━━ INPUT FOR THIS TASK

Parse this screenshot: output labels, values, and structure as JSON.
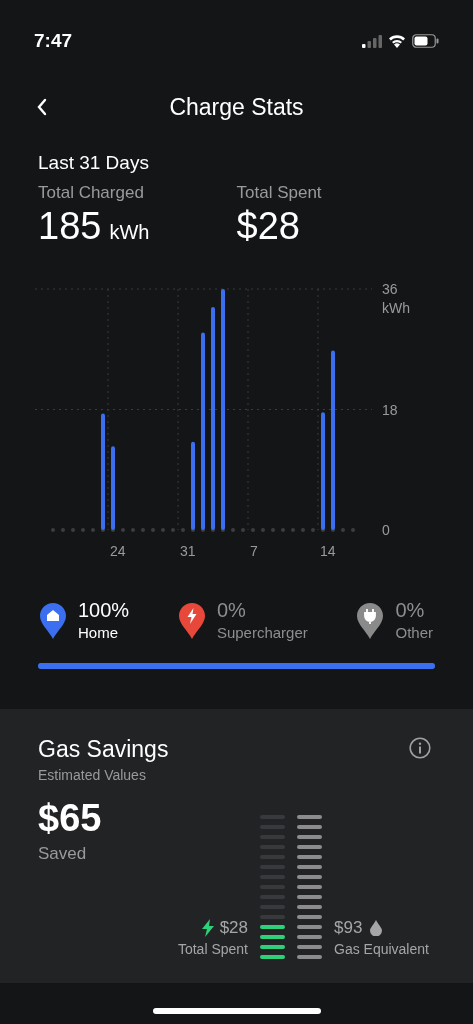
{
  "status_bar": {
    "time": "7:47"
  },
  "header": {
    "title": "Charge Stats"
  },
  "period": "Last 31 Days",
  "stats": [
    {
      "label": "Total Charged",
      "value": "185",
      "unit": "kWh"
    },
    {
      "label": "Total Spent",
      "value": "$28"
    }
  ],
  "chart_data": {
    "type": "bar",
    "ylabel": "kWh",
    "categories": [
      null,
      null,
      null,
      null,
      null,
      null,
      "24",
      null,
      null,
      null,
      null,
      null,
      null,
      "31",
      null,
      null,
      null,
      null,
      null,
      null,
      "7",
      null,
      null,
      null,
      null,
      null,
      null,
      "14",
      null,
      null,
      null
    ],
    "series": [
      {
        "color": "#3b6ff0",
        "values": [
          0,
          0,
          0,
          0,
          0,
          17.4,
          12.5,
          0,
          0,
          0,
          0,
          0,
          0,
          0,
          13.2,
          29.5,
          33.3,
          36,
          0,
          0,
          0,
          0,
          0,
          0,
          0,
          0,
          0,
          17.6,
          26.8,
          0,
          0
        ]
      }
    ],
    "yticks": [
      0,
      18,
      36
    ],
    "ylim": [
      0,
      36
    ]
  },
  "sources": [
    {
      "kind": "home",
      "percent": "100%",
      "label": "Home",
      "color": "#3b6ff0",
      "active": true
    },
    {
      "kind": "supercharger",
      "percent": "0%",
      "label": "Supercharger",
      "color": "#e8483a",
      "active": false
    },
    {
      "kind": "other",
      "percent": "0%",
      "label": "Other",
      "color": "#8a8a8a",
      "active": false
    }
  ],
  "share_bar": {
    "level": 1
  },
  "gas_savings": {
    "title": "Gas Savings",
    "subtitle": "Estimated Values",
    "amount": "$65",
    "amount_label": "Saved",
    "spent": {
      "value": "$28",
      "label": "Total Spent",
      "level": 0.27
    },
    "gas": {
      "value": "$93",
      "label": "Gas Equivalent",
      "level": 1
    }
  }
}
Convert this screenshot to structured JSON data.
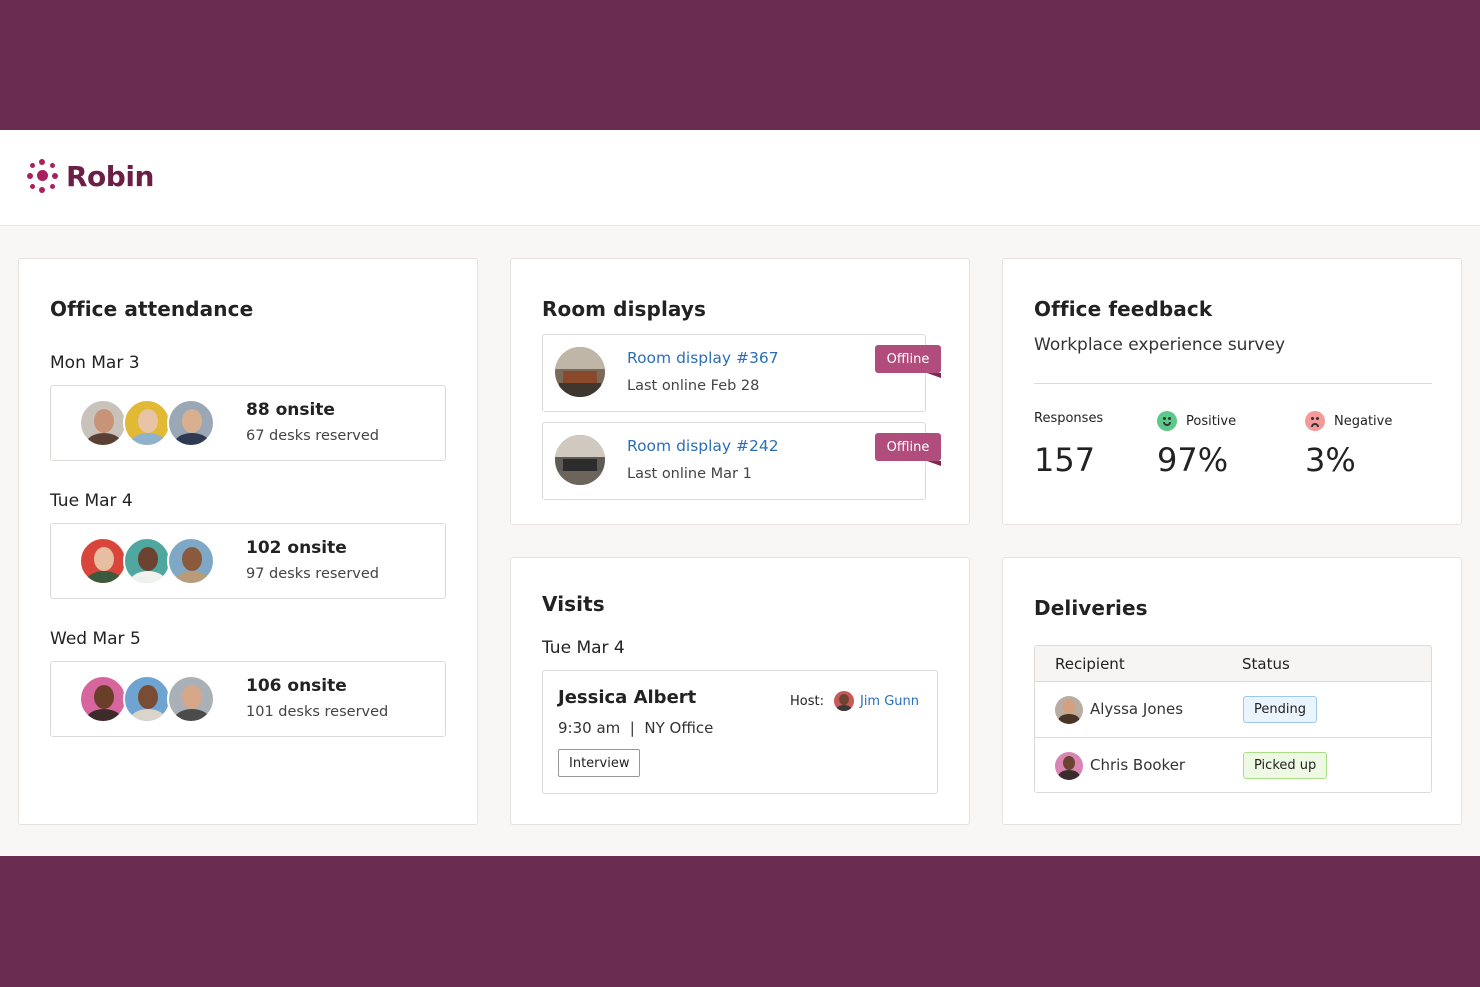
{
  "app": {
    "name": "Robin"
  },
  "attendance": {
    "title": "Office attendance",
    "days": [
      {
        "label": "Mon Mar 3",
        "onsite": "88 onsite",
        "desks": "67 desks reserved"
      },
      {
        "label": "Tue Mar 4",
        "onsite": "102 onsite",
        "desks": "97 desks reserved"
      },
      {
        "label": "Wed Mar 5",
        "onsite": "106 onsite",
        "desks": "101 desks reserved"
      }
    ]
  },
  "room_displays": {
    "title": "Room displays",
    "items": [
      {
        "name": "Room display #367",
        "last_online": "Last online Feb 28",
        "status": "Offline"
      },
      {
        "name": "Room display #242",
        "last_online": "Last online Mar 1",
        "status": "Offline"
      }
    ]
  },
  "feedback": {
    "title": "Office feedback",
    "subtitle": "Workplace experience survey",
    "stats": [
      {
        "label": "Responses",
        "value": "157"
      },
      {
        "label": "Positive",
        "value": "97%"
      },
      {
        "label": "Negative",
        "value": "3%"
      }
    ]
  },
  "visits": {
    "title": "Visits",
    "date": "Tue Mar 4",
    "visitor": "Jessica Albert",
    "time_location": "9:30 am  |  NY Office",
    "tag": "Interview",
    "host_label": "Host:",
    "host_name": "Jim Gunn"
  },
  "deliveries": {
    "title": "Deliveries",
    "columns": [
      "Recipient",
      "Status"
    ],
    "rows": [
      {
        "recipient": "Alyssa Jones",
        "status": "Pending"
      },
      {
        "recipient": "Chris Booker",
        "status": "Picked up"
      }
    ]
  },
  "colors": {
    "brand": "#6b2d4f",
    "brand_accent": "#a8205f",
    "offline_badge": "#b04d7d",
    "link": "#2a6fb8",
    "pending_bg": "#e9f4fc",
    "picked_bg": "#eef9e4"
  },
  "icons": [
    "robin-logo-icon",
    "smile-icon",
    "frown-icon"
  ]
}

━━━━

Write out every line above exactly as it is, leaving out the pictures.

Parse this screenshot: output labels, values, and structure as JSON.
{
  "status_bar": {
    "time": "7:47"
  },
  "header": {
    "title": "Charge Stats"
  },
  "period": "Last 31 Days",
  "stats": [
    {
      "label": "Total Charged",
      "value": "185",
      "unit": "kWh"
    },
    {
      "label": "Total Spent",
      "value": "$28"
    }
  ],
  "chart_data": {
    "type": "bar",
    "ylabel": "kWh",
    "categories": [
      null,
      null,
      null,
      null,
      null,
      null,
      "24",
      null,
      null,
      null,
      null,
      null,
      null,
      "31",
      null,
      null,
      null,
      null,
      null,
      null,
      "7",
      null,
      null,
      null,
      null,
      null,
      null,
      "14",
      null,
      null,
      null
    ],
    "series": [
      {
        "color": "#3b6ff0",
        "values": [
          0,
          0,
          0,
          0,
          0,
          17.4,
          12.5,
          0,
          0,
          0,
          0,
          0,
          0,
          0,
          13.2,
          29.5,
          33.3,
          36,
          0,
          0,
          0,
          0,
          0,
          0,
          0,
          0,
          0,
          17.6,
          26.8,
          0,
          0
        ]
      }
    ],
    "yticks": [
      0,
      18,
      36
    ],
    "ylim": [
      0,
      36
    ]
  },
  "sources": [
    {
      "kind": "home",
      "percent": "100%",
      "label": "Home",
      "color": "#3b6ff0",
      "active": true
    },
    {
      "kind": "supercharger",
      "percent": "0%",
      "label": "Supercharger",
      "color": "#e8483a",
      "active": false
    },
    {
      "kind": "other",
      "percent": "0%",
      "label": "Other",
      "color": "#8a8a8a",
      "active": false
    }
  ],
  "share_bar": {
    "level": 1
  },
  "gas_savings": {
    "title": "Gas Savings",
    "subtitle": "Estimated Values",
    "amount": "$65",
    "amount_label": "Saved",
    "spent": {
      "value": "$28",
      "label": "Total Spent",
      "level": 0.27
    },
    "gas": {
      "value": "$93",
      "label": "Gas Equivalent",
      "level": 1
    }
  }
}
Convert this screenshot to structured JSON data.
{
  "app": {
    "name": "Robin"
  },
  "attendance": {
    "title": "Office attendance",
    "days": [
      {
        "label": "Mon Mar 3",
        "onsite": "88 onsite",
        "desks": "67 desks reserved"
      },
      {
        "label": "Tue Mar 4",
        "onsite": "102 onsite",
        "desks": "97 desks reserved"
      },
      {
        "label": "Wed Mar 5",
        "onsite": "106 onsite",
        "desks": "101 desks reserved"
      }
    ]
  },
  "room_displays": {
    "title": "Room displays",
    "items": [
      {
        "name": "Room display #367",
        "last_online": "Last online Feb 28",
        "status": "Offline"
      },
      {
        "name": "Room display #242",
        "last_online": "Last online Mar 1",
        "status": "Offline"
      }
    ]
  },
  "feedback": {
    "title": "Office feedback",
    "subtitle": "Workplace experience survey",
    "stats": [
      {
        "label": "Responses",
        "value": "157"
      },
      {
        "label": "Positive",
        "value": "97%"
      },
      {
        "label": "Negative",
        "value": "3%"
      }
    ]
  },
  "visits": {
    "title": "Visits",
    "date": "Tue Mar 4",
    "visitor": "Jessica Albert",
    "time_location": "9:30 am  |  NY Office",
    "tag": "Interview",
    "host_label": "Host:",
    "host_name": "Jim Gunn"
  },
  "deliveries": {
    "title": "Deliveries",
    "columns": [
      "Recipient",
      "Status"
    ],
    "rows": [
      {
        "recipient": "Alyssa Jones",
        "status": "Pending"
      },
      {
        "recipient": "Chris Booker",
        "status": "Picked up"
      }
    ]
  },
  "colors": {
    "brand": "#6b2d4f",
    "brand_accent": "#a8205f",
    "offline_badge": "#b04d7d",
    "link": "#2a6fb8",
    "pending_bg": "#e9f4fc",
    "picked_bg": "#eef9e4"
  },
  "icons": [
    "robin-logo-icon",
    "smile-icon",
    "frown-icon"
  ]
}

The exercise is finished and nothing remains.